Scientists pleased with TESS exoplanet mission
SEATTLE — As the first discoveries from a new NASA exoplanet mission start rolling in, project officials are planning for the first in what they hope to be a series of extended missions for the spacecraft.
During a briefing at the 233rd meeting of the American Astronomical Society here Jan. 7, scientists working on the Transiting Exoplanet Survey Satellite (TESS) mission announced that they have already discovered three planets, each smaller than Neptune, orbiting stars within 100 light-years of the solar system.
The most recent of the three planets, HD 21749b, orbits a star 53-light years away with an estimated mass 23 times that of Earth. The star it orbits may have a second planet, about the size of the Earth, orbiting closer in, said Chelsea Huang of the Massachusetts Institute of Technology (MIT) at the briefing.
The discoveries come from data from the first few months of TESS operations, covering four of a planned 26 sectors of the sky that the spacecraft will observe over the next two years. The spacecraft, launched in April 2018 on a SpaceX Falcon 9, started science observations in July. “We’ve made great progress using three months of data,” said Huang.
Scientists involved with TESS said the early results show the potential of the spacecraft to help discover many more small exoplanets around nearby, bright stars, excellent candidates for follow-up observations by other observatories, including the James Webb Space Telescope.
“The very best targets that Webb will be able to spend time studying in detail spectroscopically are, of necessity, going to be the bright targets that TESS will actually find,” said George Ricker, principal investigator for TESS at MIT, at the briefing.
Ricker and others involved with the mission hope that the exoplanet discoveries and other astrophysical phenomena, such as supernova explosions, detected in images from the spacecraft will continue for many years to come.
For now, TESS is about one-fourth the way through a two-year primary mission. However, planning is already underway for one extended mission, Ricker said. That extended mission, lasting a little more than two years from mid-2020 to late 2022, would revisit some areas of the sky observed in the prime mission as well as fill in some gaps not observed.
The proposal for that extended mission, which will be part of the overall senior review of astrophysics missions, is due to NASA Feb. 1. Ricker said that the ongoing partial government shutdown, which affects NASA, could push back that schedule.
Ricker is hopeful that the extended mission is the first of many for TESS. The spacecraft is in excellent condition, with camera performance and stability far better than anticipated. The spacecraft’s reaction wheels — which caused problems for another exoplanet mission, Kepler — are based on designs with commercial satellite heritage that should last for decades, and the spacecraft’s reserves of hydrazine fuel, used at a rate of one gram a week for momentum management, can last for far longer.
At the briefing, Ricker showed a chart of extended missions going out through the 2020s. Those additional extended missions, he said, could support a wide range of other spacecraft and groundbased observatories that can study exoplanets in further detail, such as the Wide-Field Infrared Survey Telescope (WFIRST) and ESA’s Planetary Transits and Oscillations or stars, or PLATO, spacecraft.

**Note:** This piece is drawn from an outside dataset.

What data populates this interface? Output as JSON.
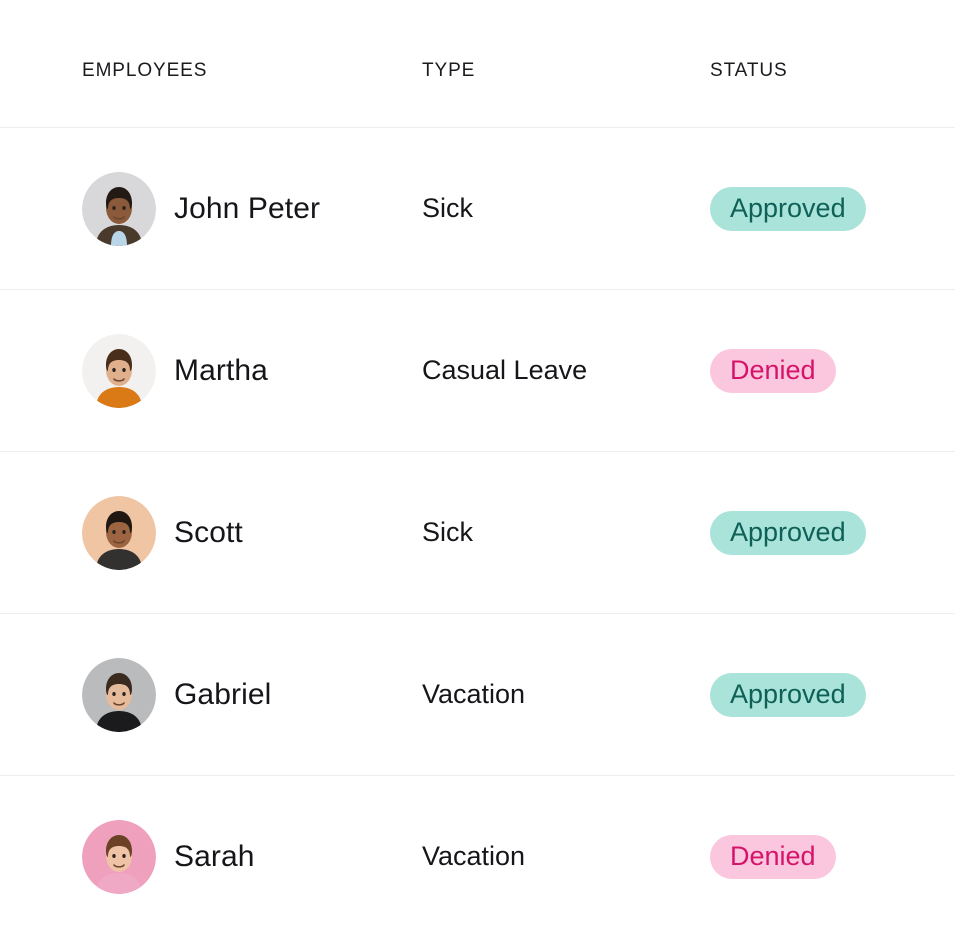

“In my plot I only put out extended missions running 10 years,” Ricker said, “but if NASA is patient with the mission and funds us properly, I think we could probably go for several decades.”